The head serves as a mirror of the whole history of art: its significance and the way it is represented have changed constantly over the ages. One wonders what in fact, after the combined ingenuity of centuries, is left in the subject for contemporary artists to explore, since the head was so radically reinvented during the last century that at one point, it vanished altogether into the white heat of abstraction.
When I first saw Ruth Ige’s paintings two things pull me in — black featureless heads and an abundance of the colour blue. Roundish forms seem to hold your gaze, quickly releasing it as everything becomes nothing again.
I immediately think about art historian Michael Peppiatt…and later think about Donald Judd and the radical Sudanese art collective, the Crystalists who asserted that “the possibilities of the nature of colour presented before us at any given moment are not final, for the colours of nature are limitless.”
The Crystalists elaborated further that “blue, for instance, can exist in an area as wide as the sea, or it can cover just one millimetre. This leads us to unequivocally assert that colours exist in nature in limitless forms and possibilities: each colour has limitless tonalities, the number of colours in nature is limitless, and the relationships among colours are limitless.”
The two strangers On The Hill, 2019.
From The Vortex, 2020.
Ige’s paintings are not specifically about heads or the colour blue, but both elements are unmistakably palpable. She is exploring portrayals of blackness through blending abstraction and figuration. The work is fluid and lingering — a liquid and painterly blackness articulated through varying shades of blue.
In a conversation about colour, John Berger and John Christie meditate on blue as a sad yet powerful colour, noting;
…blue is memory and nostalgia, but blue is also effrontery and impudence. And this is what I love about the color. The most expensive of colors. Blue is prize. No public one. Intimate prize. Blue says: outrageously and absurdly: I am yours or you are mine! And no other color can judge us. No simple color can judge jewel. There’s an impromptu by Schubert which talks of this. And Charlie Parker became Bird because he knew about blue.
Amongst The Winds and Waves, 2019.
In the exhibition text to his 2020 show at Ben Brown Fine arts, curator Michael Peppiatt asks the question, What is Head? He later points us to “the head perceived as the prime vessel of human life, the nerve centre and brain box that controls us and everything we do” and as “the centre of the universe, as well as in the long term its circumference.” It is not surprising then that Ige’s heads or portraits of heads are so intriguing and alluring.
Lately, I find myself obsessed with colour, particularly its deconstruction as a critical component of artistic practice. French painter Raoul Dufy believed that “Blue is the only color which maintains its own character in all its tones… it will always stay blue; whereas yellow is blackened in its shades, and fades away when lightened; red when darkened becomes brown, and diluted with white is no longer red, but another color – pink.”
And of course, blue retains a certain allure both artistically and in quotidian contexts; feeling blue, have the blues, blue funk.
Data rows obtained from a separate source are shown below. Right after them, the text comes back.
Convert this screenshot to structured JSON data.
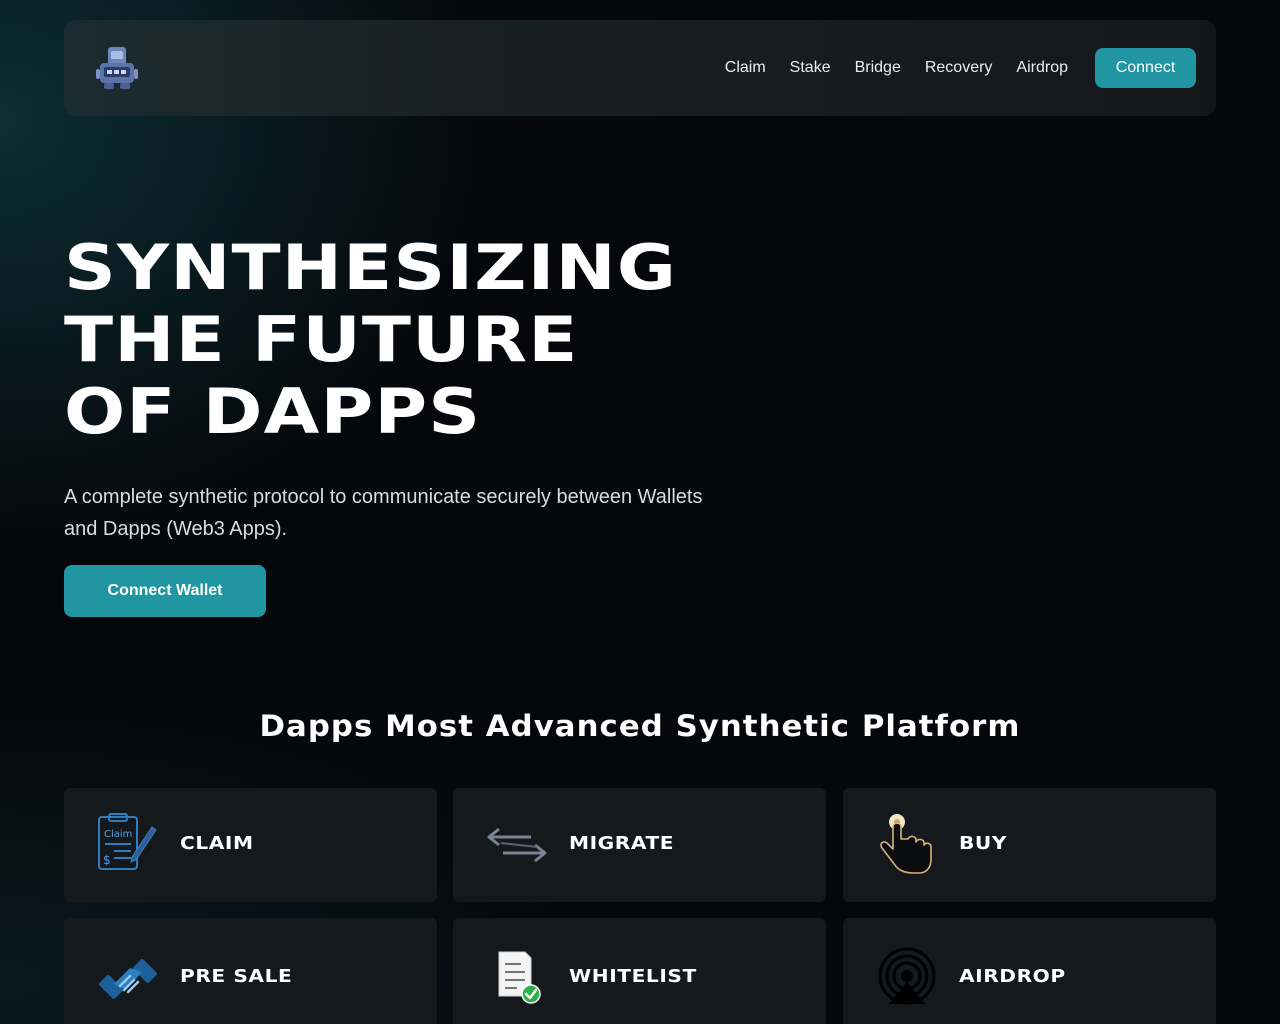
{
  "header": {
    "nav": [
      "Claim",
      "Stake",
      "Bridge",
      "Recovery",
      "Airdrop"
    ],
    "connect_label": "Connect"
  },
  "hero": {
    "title_lines": [
      "SYNTHESIZING",
      "THE FUTURE",
      "OF DAPPS"
    ],
    "subtitle": "A complete synthetic protocol to communicate securely between Wallets and Dapps (Web3 Apps).",
    "cta_label": "Connect Wallet"
  },
  "features": {
    "title": "Dapps Most Advanced Synthetic Platform",
    "cards": [
      {
        "label": "CLAIM",
        "icon": "claim-clipboard-icon"
      },
      {
        "label": "MIGRATE",
        "icon": "migrate-arrows-icon"
      },
      {
        "label": "BUY",
        "icon": "pointing-hand-icon"
      },
      {
        "label": "PRE SALE",
        "icon": "handshake-icon"
      },
      {
        "label": "WHITELIST",
        "icon": "document-check-icon"
      },
      {
        "label": "AIRDROP",
        "icon": "airdrop-signal-icon"
      }
    ],
    "claim_icon_text": [
      "Claim",
      "$"
    ]
  },
  "colors": {
    "accent": "#2196a2",
    "background": "#05070b",
    "card": "#15191c",
    "navbar": "#1f2a2d"
  }
}
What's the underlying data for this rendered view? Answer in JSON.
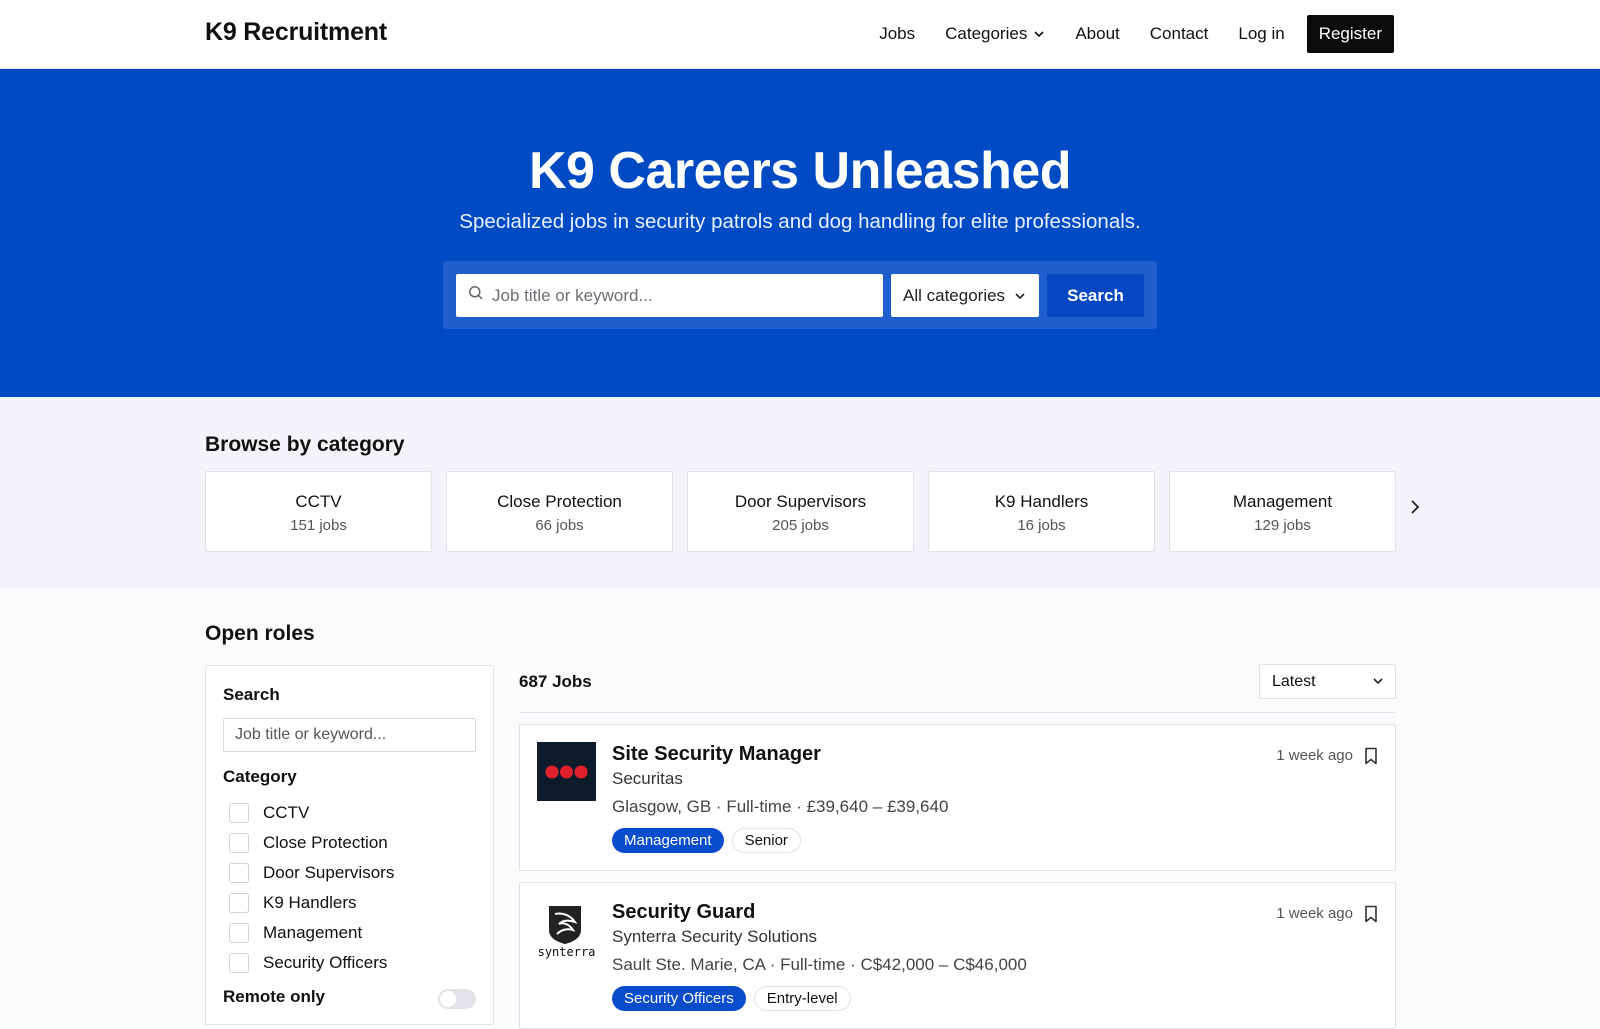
{
  "nav": {
    "brand": "K9 Recruitment",
    "links": {
      "jobs": "Jobs",
      "categories": "Categories",
      "about": "About",
      "contact": "Contact",
      "login": "Log in"
    },
    "register": "Register"
  },
  "hero": {
    "title": "K9 Careers Unleashed",
    "subtitle": "Specialized jobs in security patrols and dog handling for elite professionals.",
    "search_placeholder": "Job title or keyword...",
    "category_select": "All categories",
    "search_button": "Search"
  },
  "browse": {
    "title": "Browse by category",
    "categories": [
      {
        "name": "CCTV",
        "count": "151 jobs"
      },
      {
        "name": "Close Protection",
        "count": "66 jobs"
      },
      {
        "name": "Door Supervisors",
        "count": "205 jobs"
      },
      {
        "name": "K9 Handlers",
        "count": "16 jobs"
      },
      {
        "name": "Management",
        "count": "129 jobs"
      }
    ]
  },
  "roles": {
    "title": "Open roles",
    "filters": {
      "search_label": "Search",
      "search_placeholder": "Job title or keyword...",
      "category_label": "Category",
      "categories": [
        "CCTV",
        "Close Protection",
        "Door Supervisors",
        "K9 Handlers",
        "Management",
        "Security Officers"
      ],
      "remote_label": "Remote only"
    },
    "count": "687 Jobs",
    "sort": "Latest",
    "jobs": [
      {
        "title": "Site Security Manager",
        "company": "Securitas",
        "meta": "Glasgow, GB · Full-time · £39,640 – £39,640",
        "tags": [
          "Management",
          "Senior"
        ],
        "age": "1 week ago",
        "logo_text": ""
      },
      {
        "title": "Security Guard",
        "company": "Synterra Security Solutions",
        "meta": "Sault Ste. Marie, CA · Full-time · C$42,000 – C$46,000",
        "tags": [
          "Security Officers",
          "Entry-level"
        ],
        "age": "1 week ago",
        "logo_text": "synterra"
      }
    ]
  },
  "colors": {
    "brand_blue": "#004bc4",
    "accent_blue": "#0a4dcc",
    "dark": "#0b0b0d",
    "securitas_red": "#e2202c"
  }
}
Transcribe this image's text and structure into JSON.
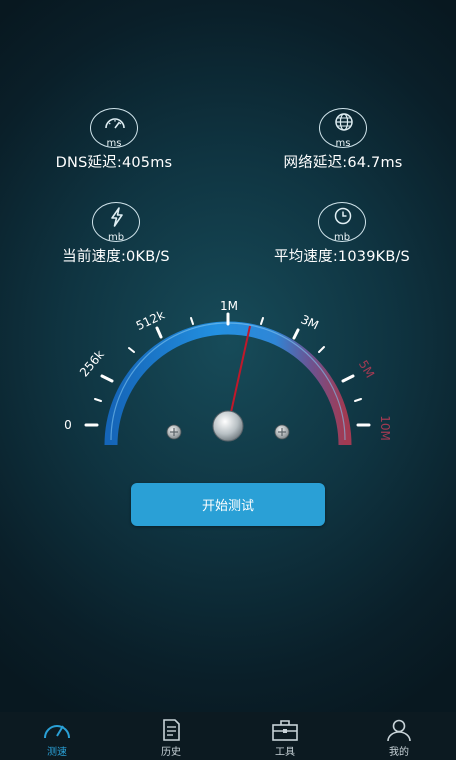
{
  "stats": {
    "dns": {
      "unit": "ms",
      "label": "DNS延迟:405ms",
      "icon": "speedometer-icon"
    },
    "network": {
      "unit": "ms",
      "label": "网络延迟:64.7ms",
      "icon": "globe-icon"
    },
    "current": {
      "unit": "mb",
      "label": "当前速度:0KB/S",
      "icon": "lightning-icon"
    },
    "average": {
      "unit": "mb",
      "label": "平均速度:1039KB/S",
      "icon": "clock-icon"
    }
  },
  "gauge": {
    "scale": [
      "0",
      "256k",
      "512k",
      "1M",
      "3M",
      "5M",
      "10M"
    ],
    "needle_value": "1M",
    "colors": {
      "blue": "#1e7fd8",
      "purple": "#7a4a8a",
      "red": "#a13a52"
    }
  },
  "start_button": {
    "label": "开始测试"
  },
  "tabs": [
    {
      "label": "测速",
      "icon": "speedometer-icon",
      "active": true
    },
    {
      "label": "历史",
      "icon": "document-icon",
      "active": false
    },
    {
      "label": "工具",
      "icon": "toolbox-icon",
      "active": false
    },
    {
      "label": "我的",
      "icon": "person-icon",
      "active": false
    }
  ],
  "colors": {
    "accent": "#2aa0d6"
  }
}
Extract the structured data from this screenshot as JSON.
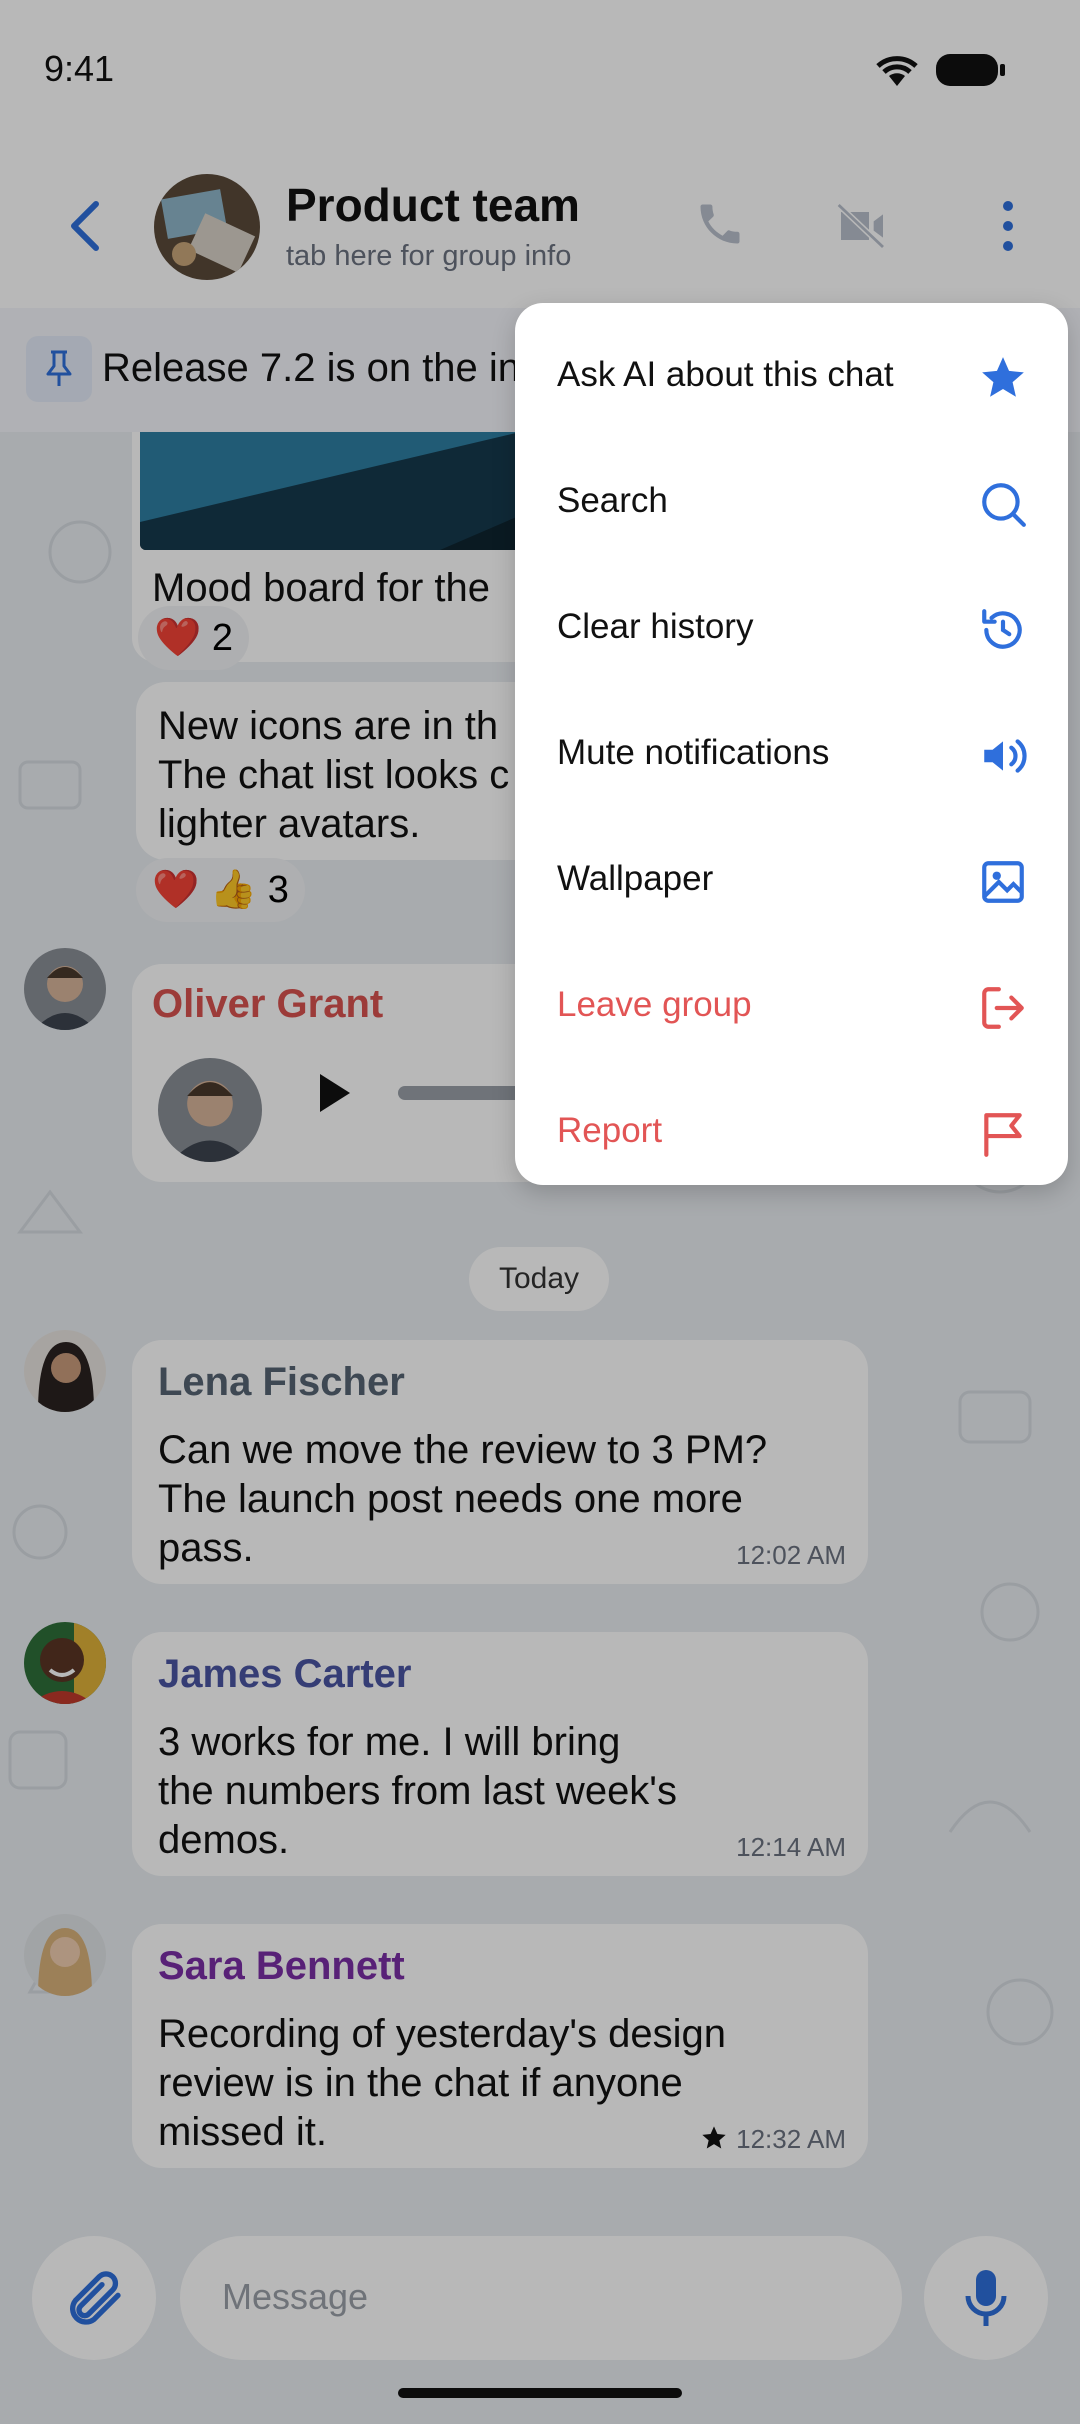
{
  "status_bar": {
    "time": "9:41"
  },
  "header": {
    "title": "Product team",
    "subtitle": "tab here for group info"
  },
  "pinned": {
    "text": "Release 7.2 is on the in"
  },
  "messages": {
    "m1": {
      "caption": "Mood board for the",
      "reactions": "❤️ 2"
    },
    "m2": {
      "line1": "New icons are in th",
      "line2": "The chat list looks c",
      "line3": "lighter avatars.",
      "reactions": "❤️ 👍 3"
    },
    "m3": {
      "sender": "Oliver Grant"
    },
    "date_separator": "Today",
    "m4": {
      "sender": "Lena Fischer",
      "line1": "Can we move the review to 3 PM?",
      "line2": "The launch post needs one more",
      "line3": "pass.",
      "time": "12:02 AM"
    },
    "m5": {
      "sender": "James Carter",
      "line1": "3 works for me. I will bring",
      "line2": "the numbers from last week's",
      "line3": "demos.",
      "time": "12:14 AM"
    },
    "m6": {
      "sender": "Sara Bennett",
      "line1": "Recording of yesterday's design",
      "line2": "review is in the chat if anyone",
      "line3": "missed it.",
      "time": "12:32 AM"
    }
  },
  "composer": {
    "placeholder": "Message"
  },
  "menu": {
    "items": [
      {
        "label": "Ask AI about this chat",
        "icon": "star-icon"
      },
      {
        "label": "Search",
        "icon": "search-icon"
      },
      {
        "label": "Clear history",
        "icon": "history-icon"
      },
      {
        "label": "Mute notifications",
        "icon": "speaker-icon"
      },
      {
        "label": "Wallpaper",
        "icon": "image-icon"
      },
      {
        "label": "Leave group",
        "icon": "exit-icon"
      },
      {
        "label": "Report",
        "icon": "flag-icon"
      }
    ]
  },
  "colors": {
    "accent": "#2f6fdc",
    "danger": "#e25555",
    "sender_oliver": "#d9534f",
    "sender_lena": "#566574",
    "sender_james": "#4a55a2",
    "sender_sara": "#7b2fa6"
  }
}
For minimalist Donald Judd, the main aspects of art could be reduced to material, space and colour, where colour is a composite containing both negative and positive elements.
And Hope Always Lingers, 2020.
All is Well, 2020.
In the painting Amongst the winds and waves (2019), the blue is pale and washed, creating a sense of depth and bottomless time and space. In a statement published by the art gallery SPA_CE, the Nigerian born, New Zealand-based painter notes; “I’m interested in creating images that are not easily understood. Where there is this sense of being outside of a specific space or time. Where past, present and future collide and are coexisting within the same space.”
Ige also points to a slowing down and focusing in, which is visible in works such as All is well (2020) and The Vastness (2019) in which softness pulls from the middle of the image through a tonal shift. Ige’s paintings are dreamy and seductive, but they are also unsettling….perhaps because they are boundless and therefore oceanic.
They are oceanic to the extent that they inspire oceanic feeling, described by French novelist Romain Rolland as “a mystical feeling that enables one to commune with the universe”. The work navigates voids through abstraction and figuration while its melancholic allure is deepened by a simultaneous fullness and emptiness — where absence gloriously opens itself up to possibility.
The Poet, 2019.
The Seer, 2019.
Portrait Year 2022, 2019.